Distribution and Habitat
Country distribution from AmphibiaWeb's database: Ecuador
These frogs occur in northwestern Ecuador in the Montañas de Mache, on vegetation close to small streams in primary and old secondary Seasonal Evergreen Forests. The holotype was collected at 510 m asl in Reserva Biológica Bilsa (Guayasamin and Bonaccorso 2004).
Life History, Abundance, Activity, and Special Behaviors
Cochranella mache is nocturnal and appears to be rare. A single gravid female was found at the end of the local dry season in September. Males were found perched on vegetation 1 to 1.6m above the streams while the single female was collected in the proximity of the stream, about 2.3m from the bank. Males call from the upper side of leaves overhanging streams. Eggs are attached to leaves above well-oxygenated streams where tadpoles can fall into the water. Eggs are unpigmented (Cisneros-Heredia et al. 2008; Cisneros-Heredia et al. 2010).
This species can undergo dramatic color change (see Description above) (Cisneros-Heredia et al. 2008).
Trends and Threats
It occurs in at least one protected area within Ecuador, the Reserva Biológica Bilsa, within the Mache Chindul Ecological Reserve (Stuart et al. 2008).
After extensive field surveys, Cisneros-Heredia et al. (2010) recently found three new localities for C. mache at Canandé, Monte Saino, and Quinindé. However, the authors recommended listing the species as Critically Endangered because of habitat loss and fragmentation, climate change in the local area due to habitat change, and decreases in abundance when compared to surveys from the 1970-1980's. The authors also note that while the species may be in decline, it could also be naturally rare or difficult to find. However, other sympatric glassfrog populations, Centrolene prosoblepon and Hyalinobatrachum fleischmanni, also show evidence of gradual declines over the last thirty years.
Possible reasons for amphibian decline
Habitat modification from deforestation, or logging related activities
The scientific name Cochranella mache refers to the type locality of the species, Montañas de Mache.
Cisneros-Heredia, D.F., Delia, J., Yanez-Munoz, M.H., Ortega-Andrade, H.M. (2010). ''Endemic Ecuadorian glassfrog Cochranella mache is critically endangered because of habitat loss.'' Oryx, 44(1), 114-117.
Cisneros-Heredia, D.F., Delia, J., Yánez-Muñoz, M.H., and Ortega-Andrade, H.M. (2008). ''Natural history and intraspecific variation of the Ecuadorian Blue Glassfrog Cochranella mache Guayasamin & Bonaccorso, 2004.'' Herpetozoa, 21((1/2)), 57-66.
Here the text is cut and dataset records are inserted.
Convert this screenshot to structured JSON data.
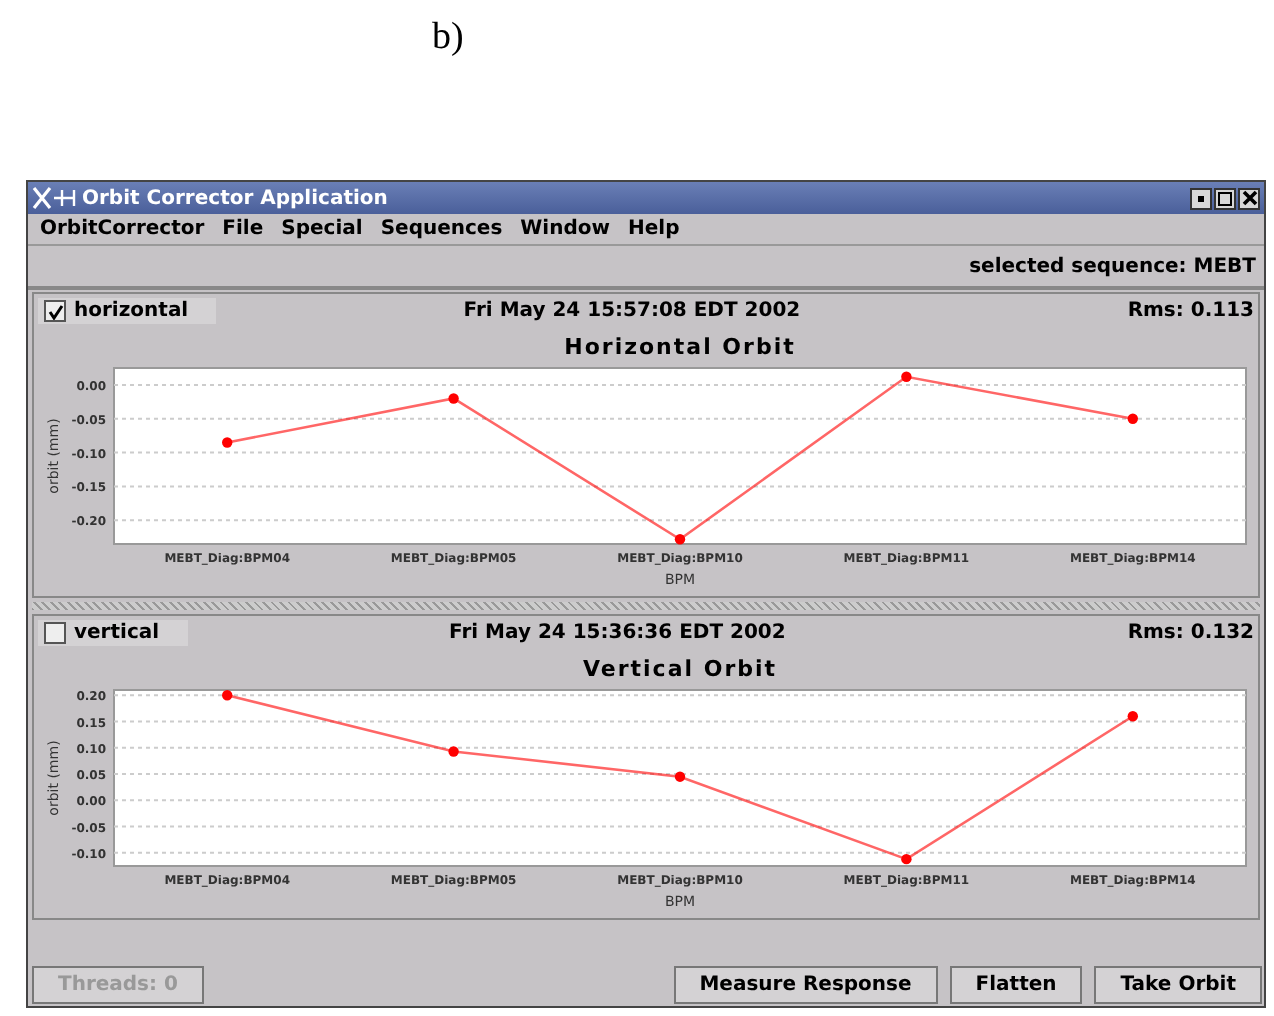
{
  "figure_label": "b)",
  "window": {
    "title": "Orbit Corrector Application"
  },
  "menu": [
    "OrbitCorrector",
    "File",
    "Special",
    "Sequences",
    "Window",
    "Help"
  ],
  "sequence_status": "selected sequence: MEBT",
  "panels": [
    {
      "label": "horizontal",
      "checked": true,
      "timestamp": "Fri May 24 15:57:08 EDT 2002",
      "rms": "Rms: 0.113",
      "chart_data": {
        "type": "line",
        "title": "Horizontal Orbit",
        "xlabel": "BPM",
        "ylabel": "orbit (mm)",
        "categories": [
          "MEBT_Diag:BPM04",
          "MEBT_Diag:BPM05",
          "MEBT_Diag:BPM10",
          "MEBT_Diag:BPM11",
          "MEBT_Diag:BPM14"
        ],
        "grid": true,
        "series": [
          {
            "color": "#ff0000",
            "marker": "circle",
            "values": [
              -0.085,
              -0.02,
              -0.228,
              0.012,
              -0.05
            ]
          }
        ],
        "ylim": [
          -0.235,
          0.025
        ],
        "yticks": [
          {
            "value": 0,
            "label": "0.00"
          },
          {
            "value": -0.05,
            "label": "-0.05"
          },
          {
            "value": -0.1,
            "label": "-0.10"
          },
          {
            "value": -0.15,
            "label": "-0.15"
          },
          {
            "value": -0.2,
            "label": "-0.20"
          }
        ]
      }
    },
    {
      "label": "vertical",
      "checked": false,
      "timestamp": "Fri May 24 15:36:36 EDT 2002",
      "rms": "Rms: 0.132",
      "chart_data": {
        "type": "line",
        "title": "Vertical Orbit",
        "xlabel": "BPM",
        "ylabel": "orbit (mm)",
        "categories": [
          "MEBT_Diag:BPM04",
          "MEBT_Diag:BPM05",
          "MEBT_Diag:BPM10",
          "MEBT_Diag:BPM11",
          "MEBT_Diag:BPM14"
        ],
        "grid": true,
        "series": [
          {
            "color": "#ff0000",
            "marker": "circle",
            "values": [
              0.2,
              0.093,
              0.045,
              -0.112,
              0.16
            ]
          }
        ],
        "ylim": [
          -0.125,
          0.21
        ],
        "yticks": [
          {
            "value": 0.2,
            "label": "0.20"
          },
          {
            "value": 0.15,
            "label": "0.15"
          },
          {
            "value": 0.1,
            "label": "0.10"
          },
          {
            "value": 0.05,
            "label": "0.05"
          },
          {
            "value": 0,
            "label": "0.00"
          },
          {
            "value": -0.05,
            "label": "-0.05"
          },
          {
            "value": -0.1,
            "label": "-0.10"
          }
        ]
      }
    }
  ],
  "buttons": [
    {
      "label": "Threads: 0",
      "disabled": true
    },
    {
      "label": "Measure Response",
      "disabled": false
    },
    {
      "label": "Flatten",
      "disabled": false
    },
    {
      "label": "Take Orbit",
      "disabled": false
    }
  ]
}
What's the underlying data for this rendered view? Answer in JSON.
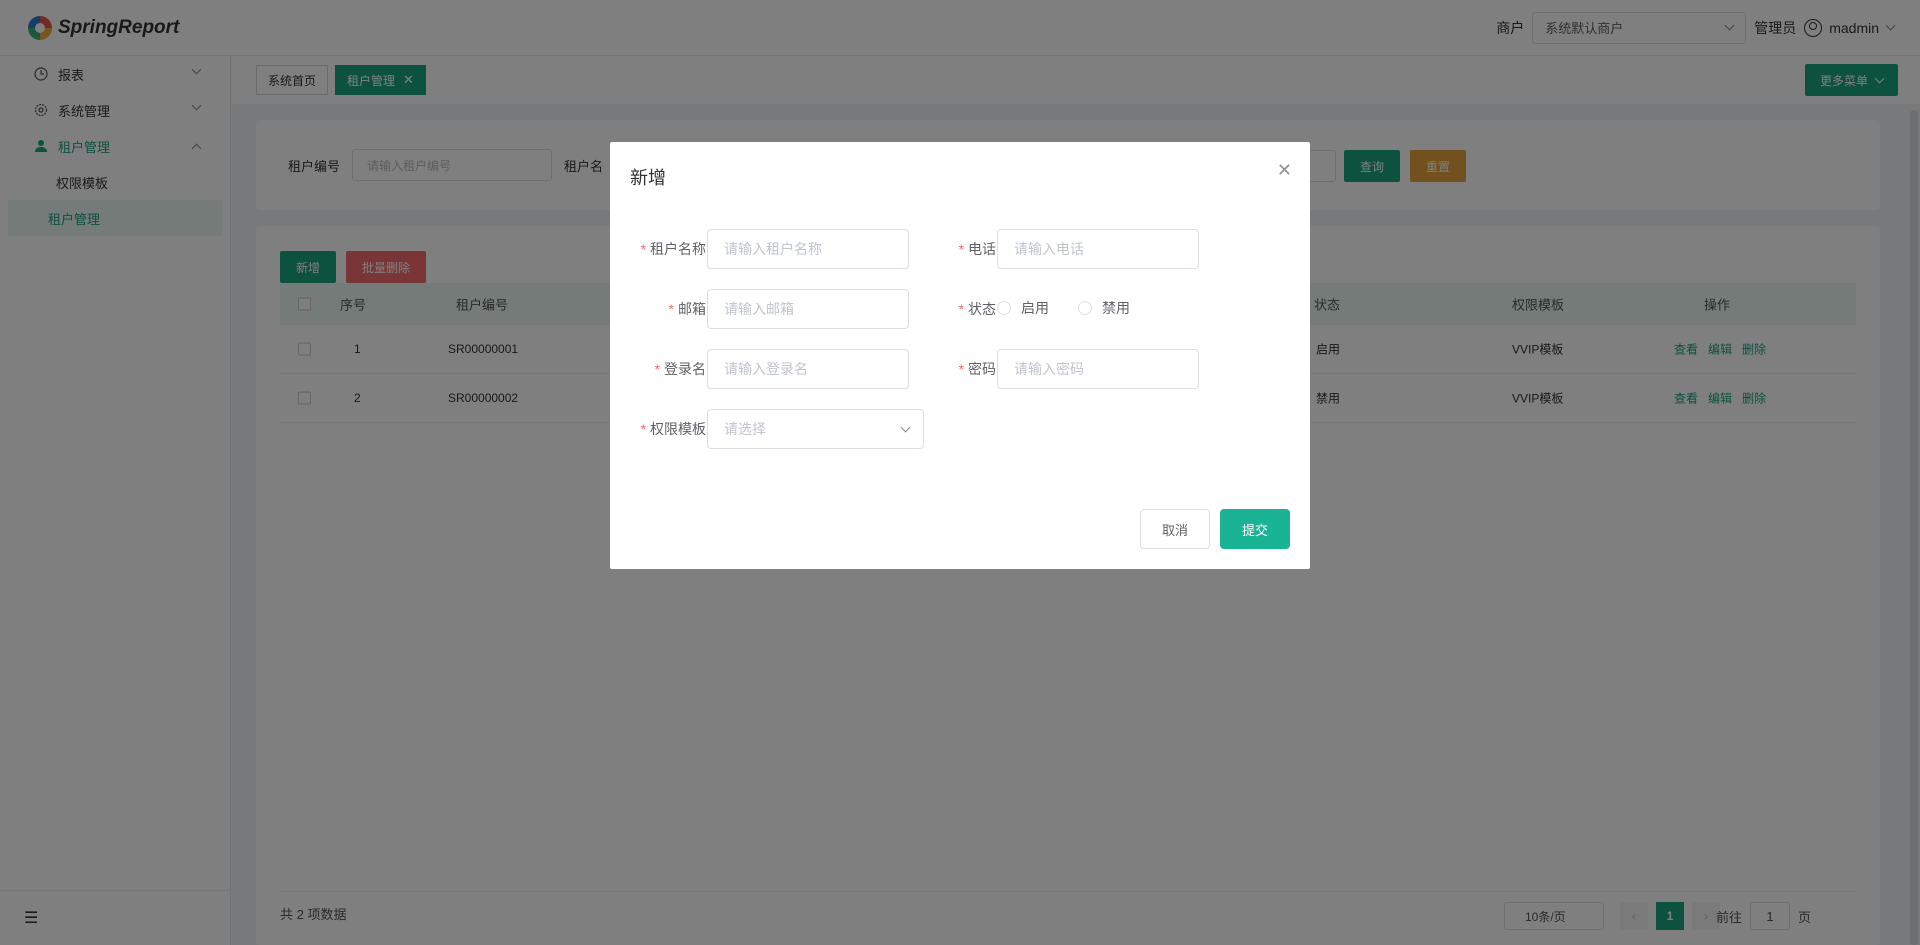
{
  "header": {
    "logo_text": "SpringReport",
    "merchant_label": "商户",
    "merchant_value": "系统默认商户",
    "role": "管理员",
    "username": "madmin"
  },
  "sidebar": {
    "items": [
      {
        "label": "报表",
        "icon": "clock-icon"
      },
      {
        "label": "系统管理",
        "icon": "gear-icon"
      },
      {
        "label": "租户管理",
        "icon": "user-icon"
      }
    ],
    "sub_items": [
      {
        "label": "权限模板"
      },
      {
        "label": "租户管理"
      }
    ]
  },
  "tabs": [
    {
      "label": "系统首页"
    },
    {
      "label": "租户管理"
    }
  ],
  "more_menu": "更多菜单",
  "search": {
    "tenant_code_label": "租户编号",
    "tenant_code_placeholder": "请输入租户编号",
    "tenant_name_label": "租户名",
    "query": "查询",
    "reset": "重置"
  },
  "table": {
    "add": "新增",
    "batch_delete": "批量删除",
    "headers": {
      "index": "序号",
      "code": "租户编号",
      "status": "状态",
      "template": "权限模板",
      "ops": "操作"
    },
    "rows": [
      {
        "index": "1",
        "code": "SR00000001",
        "status": "启用",
        "template": "VVIP模板"
      },
      {
        "index": "2",
        "code": "SR00000002",
        "status": "禁用",
        "template": "VVIP模板"
      }
    ],
    "op_view": "查看",
    "op_edit": "编辑",
    "op_delete": "删除",
    "total": "共 2 项数据",
    "page_size": "10条/页",
    "current_page": "1",
    "goto_prefix": "前往",
    "goto_value": "1",
    "goto_suffix": "页"
  },
  "dialog": {
    "title": "新增",
    "fields": {
      "tenant_name": {
        "label": "租户名称",
        "placeholder": "请输入租户名称"
      },
      "phone": {
        "label": "电话",
        "placeholder": "请输入电话"
      },
      "email": {
        "label": "邮箱",
        "placeholder": "请输入邮箱"
      },
      "status": {
        "label": "状态",
        "option_enable": "启用",
        "option_disable": "禁用"
      },
      "login_name": {
        "label": "登录名",
        "placeholder": "请输入登录名"
      },
      "password": {
        "label": "密码",
        "placeholder": "请输入密码"
      },
      "template": {
        "label": "权限模板",
        "placeholder": "请选择"
      }
    },
    "cancel": "取消",
    "submit": "提交"
  },
  "colors": {
    "primary": "#1aa37f",
    "warning": "#e6a23c",
    "danger": "#f56c6c",
    "submit": "#1ab394"
  }
}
Guayasamin, J. M., and Bonaccorso, E. (2004). ''A new species of glass frog (Centrolenidae: Cochranella) from the lowlands of northwestern Ecuador, with comments on the Cochranella granulosa group.'' Herpetozoa, 60(4), 485-494.
Stuart, S., Hoffmann, M., Chanson, J., Cox, N., Berridge, R., Ramani, P., and Young, B. (eds) (2008). Threatened Amphibians of the World. Lynx Edicions, IUCN, and Conservation International, Barcelona, Spain; Gland, Switzerland; and Arlington, Virginia, USA.
Written by Xi Zhai (xzhaix AT berkeley.edu), UC Berkeley
First submitted 2008-09-24
Edited by Kellie Whittaker; updated Ann T. Chang (2013-02-15)
Citation: AmphibiaWeb: Information on
amphibian biology and conservation. [web application]. 2013. Berkeley, California:
(Accessed: May 18, 2013).
AmphibiaWeb's policy on data use.